  • 21. 6 visits 27 visits 23 visits Number of visits* by media / device Avg. dwell time per visit: 23.5 secs 10.1 secs 55 secs
  • 22.  Typical pattern is multiple device/platform use, with newsbrands and streamed TV/video gaining most attention  However, when “on a mission”, researching new tablet via laptop, another Tech Rich had lowest number of visits overall  Recognition that newspaper /written content demands more concentration, whatever the device. Will sometimes take to another, non-tech room, eg kitchen
  • 23. Eye tracking key findings TV often a constant, but not constantly viewed Interesting audio content prompts attention Appointment to view (irrespective of screen used) more immersive Laptop/desktops typically primary focus of attention. Used for activities that require more concentration – videos, newsbrands, shopping, banking Habitual presence and checking, for reassurance, information and keeping in touch – but not universal, and very short dwell times Tablets offer both immediate reference point and better viewing/reading experience than smartphone Newsbrands typically primary source of attention Require concentration, irrespective of platform

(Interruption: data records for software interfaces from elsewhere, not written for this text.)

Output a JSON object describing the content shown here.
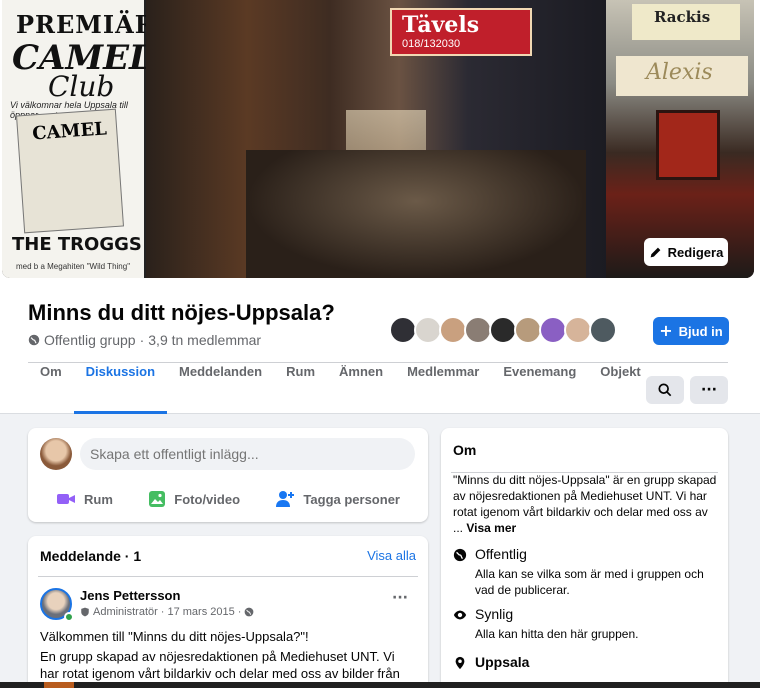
{
  "cover": {
    "poster_texts": [
      "PREMIÄR",
      "CAMEL",
      "Club",
      "Vi välkomnar hela Uppsala till öppnar ... stora",
      "CAMEL",
      "THE TROGGS",
      "med b a Megahiten \"Wild Thing\""
    ],
    "street_sign": "Tävels",
    "street_sign_phone": "018/132030",
    "right_signs": [
      "Rackis",
      "Alexis"
    ],
    "edit_label": "Redigera"
  },
  "group": {
    "title": "Minns du ditt nöjes-Uppsala?",
    "privacy": "Offentlig grupp",
    "separator": " · ",
    "members": "3,9 tn medlemmar",
    "join_label": "Bjud in",
    "member_avatar_colors": [
      "#2f2f35",
      "#d9d5cf",
      "#c9a07f",
      "#8a7d74",
      "#2a2a2a",
      "#b79b7c",
      "#8a5fc3",
      "#d6b49a",
      "#4e5a60"
    ]
  },
  "tabs": [
    "Om",
    "Diskussion",
    "Meddelanden",
    "Rum",
    "Ämnen",
    "Medlemmar",
    "Evenemang",
    "Objekt"
  ],
  "active_tab": "Diskussion",
  "composer": {
    "placeholder": "Skapa ett offentligt inlägg...",
    "actions": [
      {
        "label": "Rum",
        "icon": "video-room-icon",
        "color": "#9360f7"
      },
      {
        "label": "Foto/video",
        "icon": "photo-icon",
        "color": "#45bd62"
      },
      {
        "label": "Tagga personer",
        "icon": "tag-people-icon",
        "color": "#1877f2"
      }
    ]
  },
  "announcements": {
    "title": "Meddelande · 1",
    "see_all": "Visa alla",
    "post": {
      "author": "Jens Pettersson",
      "role": "Administratör",
      "date": "17 mars 2015",
      "p1": "Välkommen till \"Minns du ditt nöjes-Uppsala?\"!",
      "p2": "En grupp skapad av nöjesredaktionen på Mediehuset UNT. Vi har rotat igenom vårt bildarkiv och delar med oss av bilder från förr. För visst är"
    }
  },
  "about": {
    "title": "Om",
    "description": "\"Minns du ditt nöjes-Uppsala\" är en grupp skapad av nöjesredaktionen på Mediehuset UNT. Vi har rotat igenom vårt bildarkiv och delar med oss av ...",
    "see_more": "Visa mer",
    "items": [
      {
        "title": "Offentlig",
        "desc": "Alla kan se vilka som är med i gruppen och vad de publicerar.",
        "icon": "globe-icon"
      },
      {
        "title": "Synlig",
        "desc": "Alla kan hitta den här gruppen.",
        "icon": "eye-icon"
      },
      {
        "title": "Uppsala",
        "desc": "",
        "icon": "location-pin-icon"
      }
    ]
  },
  "colors": {
    "accent": "#1b74e4",
    "background": "#f0f2f5",
    "secondary_text": "#65676b"
  }
}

  • 24. Eye tracking key findings • Time spent = complex notion • Content is the overarching driver of attention • Context drives choice of device and determines which receives primary attention

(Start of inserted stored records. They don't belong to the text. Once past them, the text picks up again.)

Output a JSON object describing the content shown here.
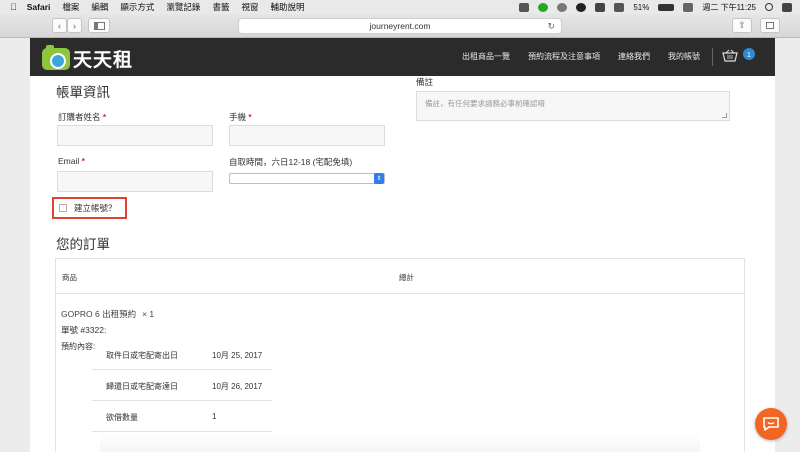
{
  "menubar": {
    "app_name": "Safari",
    "items": [
      "檔案",
      "編輯",
      "顯示方式",
      "瀏覽記錄",
      "書籤",
      "視窗",
      "輔助說明"
    ],
    "battery": "51%",
    "datetime": "週二 下午11:25"
  },
  "browser": {
    "url": "journeyrent.com"
  },
  "site": {
    "logo_text": "天天租",
    "nav": [
      "出租商品一覽",
      "預約流程及注意事項",
      "連絡我們",
      "我的帳號"
    ],
    "cart_count": "1"
  },
  "billing": {
    "heading": "帳單資訊",
    "name_label": "訂購者姓名",
    "phone_label": "手機",
    "email_label": "Email",
    "pickup_label": "自取時間，六日12-18 (宅配免填)",
    "required_mark": "*",
    "create_account_label": "建立帳號？",
    "notes_label": "備註",
    "notes_placeholder": "備註，有任何要求請務必事前確認唷"
  },
  "order": {
    "heading": "您的訂單",
    "col_product": "商品",
    "col_total": "總計",
    "product_name": "GOPRO 6 出租預約",
    "product_qty": "× 1",
    "order_number": "單號 #3322:",
    "booking_label": "預約內容:",
    "meta": [
      {
        "key": "取件日或宅配寄出日",
        "value": "10月 25, 2017"
      },
      {
        "key": "歸還日或宅配寄達日",
        "value": "10月 26, 2017"
      },
      {
        "key": "欲借數量",
        "value": "1"
      }
    ]
  },
  "colors": {
    "header_bg": "#2b2b2b",
    "accent_red": "#e0432f",
    "badge_blue": "#2d8bd6",
    "chat_orange": "#f26522"
  }
}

  • 25. TGI Clickstream Using Tech Types in Context
  • 26. 2+hrs/day online Five Tech Types 55% 50% 42% 39% 24% Price Pragmatist Quality Seekers TV Worshipper Social Addicts Tech Rich
  • 27. Online Activities Five Tech Types • Researching family history • Learning languages • Using e-mail • Sending text messages • Comparing prices • • Researching family history • Donating money to charity • Making travel/holiday plans • = Learning languages Checking stocks, shares, investment s Accessing government services • Fantasy sports • Study work • Online gambling • Learning languages • Viewing classified ads • • Researching information on fashion/beauty Paid for films, series, documentarie s (viewing/downloading) • Downloading ring tones/wallpaper for you mob phone • = Researching family history Updates via RSS feeds • Renting DVDs • Viewing /downloading free films, series, documentarie s TV programmes (visiting websites) • • • Listening/downloading paid for music • Playing paid for games Listening/downloading paid for music = Listening/downloading paid for music